YOUR INSTRUCTIONS:
The expected answer is a copy of every line in the listing that has the word "meet".

DATA FOR REVIEW:
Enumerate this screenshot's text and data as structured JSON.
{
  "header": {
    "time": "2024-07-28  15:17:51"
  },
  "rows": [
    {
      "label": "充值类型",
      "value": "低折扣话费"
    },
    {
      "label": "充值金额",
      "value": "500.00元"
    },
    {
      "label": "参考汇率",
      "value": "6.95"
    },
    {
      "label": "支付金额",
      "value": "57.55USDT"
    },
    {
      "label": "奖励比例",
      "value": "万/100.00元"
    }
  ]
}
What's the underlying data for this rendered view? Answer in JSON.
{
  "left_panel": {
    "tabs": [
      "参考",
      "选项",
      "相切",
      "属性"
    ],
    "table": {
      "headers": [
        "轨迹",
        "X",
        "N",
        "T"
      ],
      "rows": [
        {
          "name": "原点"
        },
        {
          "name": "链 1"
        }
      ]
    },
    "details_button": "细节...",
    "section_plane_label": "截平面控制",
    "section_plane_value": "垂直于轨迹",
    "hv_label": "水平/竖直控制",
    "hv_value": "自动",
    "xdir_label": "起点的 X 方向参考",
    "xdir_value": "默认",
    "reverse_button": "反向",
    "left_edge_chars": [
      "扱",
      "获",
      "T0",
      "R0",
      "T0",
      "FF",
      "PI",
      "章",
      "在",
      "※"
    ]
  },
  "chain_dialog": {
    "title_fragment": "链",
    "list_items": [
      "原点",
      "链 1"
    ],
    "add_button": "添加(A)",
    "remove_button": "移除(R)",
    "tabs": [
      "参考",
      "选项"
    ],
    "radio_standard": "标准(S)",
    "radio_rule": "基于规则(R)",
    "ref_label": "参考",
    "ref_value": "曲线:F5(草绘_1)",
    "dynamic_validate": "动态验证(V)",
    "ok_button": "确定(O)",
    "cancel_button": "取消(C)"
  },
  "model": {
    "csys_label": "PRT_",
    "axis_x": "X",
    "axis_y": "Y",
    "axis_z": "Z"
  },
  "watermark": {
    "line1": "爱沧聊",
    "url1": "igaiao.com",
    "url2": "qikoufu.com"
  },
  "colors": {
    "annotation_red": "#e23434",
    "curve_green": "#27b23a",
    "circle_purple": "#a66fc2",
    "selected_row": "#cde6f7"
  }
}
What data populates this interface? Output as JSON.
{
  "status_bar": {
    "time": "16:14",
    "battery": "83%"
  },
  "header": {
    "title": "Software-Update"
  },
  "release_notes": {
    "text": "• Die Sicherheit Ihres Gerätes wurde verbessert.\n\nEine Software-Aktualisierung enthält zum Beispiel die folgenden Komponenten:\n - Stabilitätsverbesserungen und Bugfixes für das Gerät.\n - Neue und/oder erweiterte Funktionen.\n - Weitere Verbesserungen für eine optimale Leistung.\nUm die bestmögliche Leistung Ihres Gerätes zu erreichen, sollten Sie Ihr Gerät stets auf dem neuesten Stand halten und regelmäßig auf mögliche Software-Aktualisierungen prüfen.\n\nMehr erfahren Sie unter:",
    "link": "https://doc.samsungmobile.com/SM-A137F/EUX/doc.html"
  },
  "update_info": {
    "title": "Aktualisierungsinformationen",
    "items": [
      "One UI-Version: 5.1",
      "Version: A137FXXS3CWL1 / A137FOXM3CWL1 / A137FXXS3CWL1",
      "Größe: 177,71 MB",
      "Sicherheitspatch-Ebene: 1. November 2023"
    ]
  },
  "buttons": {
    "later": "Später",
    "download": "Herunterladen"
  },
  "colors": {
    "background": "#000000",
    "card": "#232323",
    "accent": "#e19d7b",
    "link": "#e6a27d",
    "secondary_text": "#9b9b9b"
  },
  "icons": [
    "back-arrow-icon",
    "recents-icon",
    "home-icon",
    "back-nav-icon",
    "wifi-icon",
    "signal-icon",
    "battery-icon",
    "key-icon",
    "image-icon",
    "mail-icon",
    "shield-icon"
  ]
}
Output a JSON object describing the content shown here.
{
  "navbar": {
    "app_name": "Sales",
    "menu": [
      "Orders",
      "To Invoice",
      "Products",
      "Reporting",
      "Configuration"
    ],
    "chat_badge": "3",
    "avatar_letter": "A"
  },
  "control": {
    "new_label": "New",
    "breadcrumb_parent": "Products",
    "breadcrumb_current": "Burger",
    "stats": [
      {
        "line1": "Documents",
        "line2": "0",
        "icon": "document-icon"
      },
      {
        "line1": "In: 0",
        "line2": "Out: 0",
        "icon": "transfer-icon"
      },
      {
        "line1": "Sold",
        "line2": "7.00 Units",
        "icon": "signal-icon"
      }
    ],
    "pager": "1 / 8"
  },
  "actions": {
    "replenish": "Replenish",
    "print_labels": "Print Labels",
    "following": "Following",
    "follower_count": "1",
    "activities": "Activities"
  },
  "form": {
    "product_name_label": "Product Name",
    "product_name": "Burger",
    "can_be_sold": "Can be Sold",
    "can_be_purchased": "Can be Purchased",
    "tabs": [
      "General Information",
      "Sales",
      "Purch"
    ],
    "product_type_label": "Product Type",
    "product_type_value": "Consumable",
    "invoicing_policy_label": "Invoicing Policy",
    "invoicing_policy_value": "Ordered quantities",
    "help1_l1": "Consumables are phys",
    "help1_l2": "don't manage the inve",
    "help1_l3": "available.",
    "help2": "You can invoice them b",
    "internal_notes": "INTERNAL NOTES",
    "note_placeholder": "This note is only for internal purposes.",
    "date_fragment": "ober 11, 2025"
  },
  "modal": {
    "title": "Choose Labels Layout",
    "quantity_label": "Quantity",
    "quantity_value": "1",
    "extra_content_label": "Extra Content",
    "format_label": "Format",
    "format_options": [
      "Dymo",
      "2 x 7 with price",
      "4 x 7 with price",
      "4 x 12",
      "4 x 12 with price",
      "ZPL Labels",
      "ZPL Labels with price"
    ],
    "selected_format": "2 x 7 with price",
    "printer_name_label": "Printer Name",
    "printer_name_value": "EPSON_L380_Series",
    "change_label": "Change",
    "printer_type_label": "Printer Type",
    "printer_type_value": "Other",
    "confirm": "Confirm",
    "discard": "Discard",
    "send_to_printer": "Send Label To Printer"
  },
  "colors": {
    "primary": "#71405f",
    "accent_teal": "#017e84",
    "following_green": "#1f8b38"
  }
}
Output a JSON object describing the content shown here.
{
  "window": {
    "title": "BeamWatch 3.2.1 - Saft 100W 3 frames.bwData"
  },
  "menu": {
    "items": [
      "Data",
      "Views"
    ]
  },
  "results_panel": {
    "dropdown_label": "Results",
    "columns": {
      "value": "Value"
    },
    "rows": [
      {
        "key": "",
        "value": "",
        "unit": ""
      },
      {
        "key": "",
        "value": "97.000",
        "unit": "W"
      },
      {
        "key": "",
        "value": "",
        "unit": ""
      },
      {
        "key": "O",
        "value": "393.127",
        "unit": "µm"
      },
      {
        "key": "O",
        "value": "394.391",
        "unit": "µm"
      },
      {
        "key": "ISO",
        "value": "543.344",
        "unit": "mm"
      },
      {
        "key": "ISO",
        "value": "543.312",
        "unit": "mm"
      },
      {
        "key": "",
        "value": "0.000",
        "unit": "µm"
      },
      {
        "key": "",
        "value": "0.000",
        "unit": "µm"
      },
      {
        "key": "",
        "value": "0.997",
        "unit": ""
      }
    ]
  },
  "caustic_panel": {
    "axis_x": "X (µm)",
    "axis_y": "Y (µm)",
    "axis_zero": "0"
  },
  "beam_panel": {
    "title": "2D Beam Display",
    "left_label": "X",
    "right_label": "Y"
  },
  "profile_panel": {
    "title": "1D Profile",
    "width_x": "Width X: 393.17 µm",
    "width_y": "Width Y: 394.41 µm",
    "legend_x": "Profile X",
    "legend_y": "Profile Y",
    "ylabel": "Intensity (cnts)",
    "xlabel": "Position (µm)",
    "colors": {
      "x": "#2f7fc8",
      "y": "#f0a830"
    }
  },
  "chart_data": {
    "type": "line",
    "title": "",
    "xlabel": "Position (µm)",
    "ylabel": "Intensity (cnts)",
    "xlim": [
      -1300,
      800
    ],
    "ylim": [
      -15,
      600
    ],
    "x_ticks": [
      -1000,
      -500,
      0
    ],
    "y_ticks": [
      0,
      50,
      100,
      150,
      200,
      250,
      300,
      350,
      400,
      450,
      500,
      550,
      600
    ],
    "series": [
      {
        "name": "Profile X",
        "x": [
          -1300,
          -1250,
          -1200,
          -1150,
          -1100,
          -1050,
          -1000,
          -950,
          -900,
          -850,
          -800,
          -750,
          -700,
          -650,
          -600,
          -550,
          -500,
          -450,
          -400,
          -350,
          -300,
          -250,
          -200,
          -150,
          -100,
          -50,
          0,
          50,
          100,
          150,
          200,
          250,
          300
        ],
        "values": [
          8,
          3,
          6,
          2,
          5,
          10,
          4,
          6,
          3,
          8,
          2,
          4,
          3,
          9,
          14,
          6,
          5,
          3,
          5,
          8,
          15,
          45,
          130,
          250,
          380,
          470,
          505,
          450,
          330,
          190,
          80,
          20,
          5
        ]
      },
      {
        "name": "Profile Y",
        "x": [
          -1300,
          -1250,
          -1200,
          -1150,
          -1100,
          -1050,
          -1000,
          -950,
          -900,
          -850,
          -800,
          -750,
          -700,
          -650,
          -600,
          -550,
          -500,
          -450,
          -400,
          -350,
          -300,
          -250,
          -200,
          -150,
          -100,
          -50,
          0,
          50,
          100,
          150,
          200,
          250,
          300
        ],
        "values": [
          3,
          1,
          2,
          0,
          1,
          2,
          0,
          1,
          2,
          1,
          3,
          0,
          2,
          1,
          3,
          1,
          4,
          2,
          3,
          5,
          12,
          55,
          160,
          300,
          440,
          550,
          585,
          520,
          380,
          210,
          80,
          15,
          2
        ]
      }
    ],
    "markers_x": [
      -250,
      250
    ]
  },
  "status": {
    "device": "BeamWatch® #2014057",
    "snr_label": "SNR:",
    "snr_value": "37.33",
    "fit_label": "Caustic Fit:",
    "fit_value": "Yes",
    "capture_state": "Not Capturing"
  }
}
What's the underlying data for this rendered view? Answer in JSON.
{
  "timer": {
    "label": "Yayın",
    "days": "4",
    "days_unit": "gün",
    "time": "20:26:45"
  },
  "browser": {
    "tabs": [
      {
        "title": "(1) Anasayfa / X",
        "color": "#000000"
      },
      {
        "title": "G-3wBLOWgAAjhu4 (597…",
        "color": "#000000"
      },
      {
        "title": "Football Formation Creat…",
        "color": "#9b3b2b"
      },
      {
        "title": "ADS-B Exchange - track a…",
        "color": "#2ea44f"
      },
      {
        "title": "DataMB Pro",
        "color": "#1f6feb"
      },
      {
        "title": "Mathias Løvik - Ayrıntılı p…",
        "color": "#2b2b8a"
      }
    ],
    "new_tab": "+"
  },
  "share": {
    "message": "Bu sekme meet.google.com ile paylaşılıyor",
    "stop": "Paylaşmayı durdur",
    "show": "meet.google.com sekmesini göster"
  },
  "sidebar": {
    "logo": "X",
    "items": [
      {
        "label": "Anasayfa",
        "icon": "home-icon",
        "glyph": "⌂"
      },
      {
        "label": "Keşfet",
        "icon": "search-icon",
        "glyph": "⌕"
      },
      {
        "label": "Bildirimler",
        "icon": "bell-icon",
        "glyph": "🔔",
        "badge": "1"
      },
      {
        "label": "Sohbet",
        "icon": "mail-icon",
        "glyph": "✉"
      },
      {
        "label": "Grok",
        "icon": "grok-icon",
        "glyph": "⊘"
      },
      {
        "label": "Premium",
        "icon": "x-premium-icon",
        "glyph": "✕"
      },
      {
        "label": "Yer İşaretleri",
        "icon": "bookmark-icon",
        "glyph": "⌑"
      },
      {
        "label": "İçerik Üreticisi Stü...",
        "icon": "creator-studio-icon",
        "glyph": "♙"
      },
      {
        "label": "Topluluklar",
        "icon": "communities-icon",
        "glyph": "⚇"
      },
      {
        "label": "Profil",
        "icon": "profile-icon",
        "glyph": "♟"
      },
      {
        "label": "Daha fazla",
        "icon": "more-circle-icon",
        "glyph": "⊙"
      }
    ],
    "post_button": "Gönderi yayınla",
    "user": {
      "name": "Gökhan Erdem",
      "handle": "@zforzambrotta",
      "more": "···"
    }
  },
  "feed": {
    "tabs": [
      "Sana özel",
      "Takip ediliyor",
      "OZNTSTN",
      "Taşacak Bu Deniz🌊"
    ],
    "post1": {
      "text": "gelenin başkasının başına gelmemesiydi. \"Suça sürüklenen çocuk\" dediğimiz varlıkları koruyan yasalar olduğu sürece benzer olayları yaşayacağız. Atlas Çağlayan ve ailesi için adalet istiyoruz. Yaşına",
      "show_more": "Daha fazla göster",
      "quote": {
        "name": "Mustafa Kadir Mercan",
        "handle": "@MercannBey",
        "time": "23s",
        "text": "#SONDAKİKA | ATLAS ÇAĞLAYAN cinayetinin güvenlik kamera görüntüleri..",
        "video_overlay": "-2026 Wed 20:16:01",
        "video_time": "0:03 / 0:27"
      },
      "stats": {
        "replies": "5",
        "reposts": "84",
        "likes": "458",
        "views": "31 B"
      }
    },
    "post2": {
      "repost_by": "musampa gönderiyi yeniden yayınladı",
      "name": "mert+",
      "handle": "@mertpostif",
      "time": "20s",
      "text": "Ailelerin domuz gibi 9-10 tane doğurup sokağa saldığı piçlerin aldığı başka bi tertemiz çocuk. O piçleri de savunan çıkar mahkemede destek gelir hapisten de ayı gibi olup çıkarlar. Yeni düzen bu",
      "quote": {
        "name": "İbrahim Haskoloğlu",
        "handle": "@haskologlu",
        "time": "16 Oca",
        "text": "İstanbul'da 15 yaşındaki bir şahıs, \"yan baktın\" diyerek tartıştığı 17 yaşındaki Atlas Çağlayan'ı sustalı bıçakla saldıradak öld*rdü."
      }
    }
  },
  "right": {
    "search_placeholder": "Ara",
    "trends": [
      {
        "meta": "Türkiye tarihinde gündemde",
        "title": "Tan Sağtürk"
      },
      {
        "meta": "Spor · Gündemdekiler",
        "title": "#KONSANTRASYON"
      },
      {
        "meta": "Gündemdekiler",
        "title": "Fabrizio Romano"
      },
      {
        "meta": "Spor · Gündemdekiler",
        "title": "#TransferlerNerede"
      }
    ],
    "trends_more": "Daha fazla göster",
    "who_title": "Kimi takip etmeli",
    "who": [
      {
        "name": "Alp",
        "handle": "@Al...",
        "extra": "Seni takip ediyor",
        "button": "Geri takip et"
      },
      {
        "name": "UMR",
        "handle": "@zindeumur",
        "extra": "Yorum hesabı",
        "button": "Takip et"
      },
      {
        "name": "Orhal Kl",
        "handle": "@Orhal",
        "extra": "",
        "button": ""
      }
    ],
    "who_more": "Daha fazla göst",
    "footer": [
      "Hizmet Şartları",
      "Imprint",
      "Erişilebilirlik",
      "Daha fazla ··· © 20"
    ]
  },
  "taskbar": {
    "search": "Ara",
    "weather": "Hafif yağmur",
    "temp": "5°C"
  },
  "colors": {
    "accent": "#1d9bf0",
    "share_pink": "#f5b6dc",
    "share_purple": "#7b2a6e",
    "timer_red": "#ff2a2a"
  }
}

SOLUTION TO THIS EXERCISE:
    "message": "Bu sekme meet.google.com ile paylaşılıyor",
    "show": "meet.google.com sekmesini göster"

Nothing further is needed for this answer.